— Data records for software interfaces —
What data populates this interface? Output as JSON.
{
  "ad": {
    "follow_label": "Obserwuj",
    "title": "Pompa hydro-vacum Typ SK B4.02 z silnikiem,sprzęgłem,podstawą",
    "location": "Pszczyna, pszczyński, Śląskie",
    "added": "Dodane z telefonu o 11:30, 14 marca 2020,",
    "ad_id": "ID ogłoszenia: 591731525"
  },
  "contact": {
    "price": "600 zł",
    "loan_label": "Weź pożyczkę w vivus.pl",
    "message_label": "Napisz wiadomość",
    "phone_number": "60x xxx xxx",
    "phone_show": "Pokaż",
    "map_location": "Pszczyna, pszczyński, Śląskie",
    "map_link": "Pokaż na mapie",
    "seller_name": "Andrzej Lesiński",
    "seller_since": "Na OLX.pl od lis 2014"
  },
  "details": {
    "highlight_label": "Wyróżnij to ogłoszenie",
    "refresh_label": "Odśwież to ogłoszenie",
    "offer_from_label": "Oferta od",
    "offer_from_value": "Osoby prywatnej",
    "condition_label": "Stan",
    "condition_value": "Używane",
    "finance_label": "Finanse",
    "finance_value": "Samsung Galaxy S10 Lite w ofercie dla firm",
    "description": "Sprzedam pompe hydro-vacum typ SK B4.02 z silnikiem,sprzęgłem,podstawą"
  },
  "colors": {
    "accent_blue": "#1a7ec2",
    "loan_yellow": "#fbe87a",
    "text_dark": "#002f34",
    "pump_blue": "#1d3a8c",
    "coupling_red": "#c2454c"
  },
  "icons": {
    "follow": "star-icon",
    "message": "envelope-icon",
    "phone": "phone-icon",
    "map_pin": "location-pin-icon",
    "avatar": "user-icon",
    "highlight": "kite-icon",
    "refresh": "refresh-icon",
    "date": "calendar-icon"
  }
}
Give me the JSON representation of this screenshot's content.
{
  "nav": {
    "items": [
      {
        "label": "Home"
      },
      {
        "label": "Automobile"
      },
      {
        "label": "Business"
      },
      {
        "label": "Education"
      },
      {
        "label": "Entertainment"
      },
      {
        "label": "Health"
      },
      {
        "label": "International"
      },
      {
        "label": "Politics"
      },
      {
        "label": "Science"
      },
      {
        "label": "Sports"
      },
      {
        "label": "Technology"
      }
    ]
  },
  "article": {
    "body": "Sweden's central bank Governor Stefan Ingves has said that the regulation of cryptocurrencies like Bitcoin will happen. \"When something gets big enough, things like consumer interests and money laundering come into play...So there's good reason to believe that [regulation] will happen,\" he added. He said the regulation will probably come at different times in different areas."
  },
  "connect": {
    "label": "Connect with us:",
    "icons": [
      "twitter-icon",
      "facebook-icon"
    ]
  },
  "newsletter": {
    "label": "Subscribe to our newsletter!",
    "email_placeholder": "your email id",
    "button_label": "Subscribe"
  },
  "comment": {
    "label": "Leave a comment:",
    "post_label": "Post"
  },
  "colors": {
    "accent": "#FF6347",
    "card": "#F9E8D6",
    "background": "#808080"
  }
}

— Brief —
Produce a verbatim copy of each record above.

— Task solution —
What data populates this interface? Output as JSON.
{
  "ad": {
    "follow_label": "Obserwuj",
    "title": "Pompa hydro-vacum Typ SK B4.02 z silnikiem,sprzęgłem,podstawą",
    "location": "Pszczyna, pszczyński, Śląskie",
    "added": "Dodane z telefonu o 11:30, 14 marca 2020,",
    "ad_id": "ID ogłoszenia: 591731525"
  },
  "contact": {
    "price": "600 zł",
    "loan_label": "Weź pożyczkę w vivus.pl",
    "message_label": "Napisz wiadomość",
    "phone_number": "60x xxx xxx",
    "phone_show": "Pokaż",
    "map_location": "Pszczyna, pszczyński, Śląskie",
    "map_link": "Pokaż na mapie",
    "seller_name": "Andrzej Lesiński",
    "seller_since": "Na OLX.pl od lis 2014"
  },
  "details": {
    "highlight_label": "Wyróżnij to ogłoszenie",
    "refresh_label": "Odśwież to ogłoszenie",
    "offer_from_label": "Oferta od",
    "offer_from_value": "Osoby prywatnej",
    "condition_label": "Stan",
    "condition_value": "Używane",
    "finance_label": "Finanse",
    "finance_value": "Samsung Galaxy S10 Lite w ofercie dla firm",
    "description": "Sprzedam pompe hydro-vacum typ SK B4.02 z silnikiem,sprzęgłem,podstawą"
  },
  "colors": {
    "accent_blue": "#1a7ec2",
    "loan_yellow": "#fbe87a",
    "text_dark": "#002f34",
    "pump_blue": "#1d3a8c",
    "coupling_red": "#c2454c"
  },
  "icons": {
    "follow": "star-icon",
    "message": "envelope-icon",
    "phone": "phone-icon",
    "map_pin": "location-pin-icon",
    "avatar": "user-icon",
    "highlight": "kite-icon",
    "refresh": "refresh-icon",
    "date": "calendar-icon"
  }
}
Give me the JSON representation of this screenshot's content.
{
  "nav": {
    "items": [
      {
        "label": "Home"
      },
      {
        "label": "Automobile"
      },
      {
        "label": "Business"
      },
      {
        "label": "Education"
      },
      {
        "label": "Entertainment"
      },
      {
        "label": "Health"
      },
      {
        "label": "International"
      },
      {
        "label": "Politics"
      },
      {
        "label": "Science"
      },
      {
        "label": "Sports"
      },
      {
        "label": "Technology"
      }
    ]
  },
  "article": {
    "body": "Sweden's central bank Governor Stefan Ingves has said that the regulation of cryptocurrencies like Bitcoin will happen. \"When something gets big enough, things like consumer interests and money laundering come into play...So there's good reason to believe that [regulation] will happen,\" he added. He said the regulation will probably come at different times in different areas."
  },
  "connect": {
    "label": "Connect with us:",
    "icons": [
      "twitter-icon",
      "facebook-icon"
    ]
  },
  "newsletter": {
    "label": "Subscribe to our newsletter!",
    "email_placeholder": "your email id",
    "button_label": "Subscribe"
  },
  "comment": {
    "label": "Leave a comment:",
    "post_label": "Post"
  },
  "colors": {
    "accent": "#FF6347",
    "card": "#F9E8D6",
    "background": "#808080"
  }
}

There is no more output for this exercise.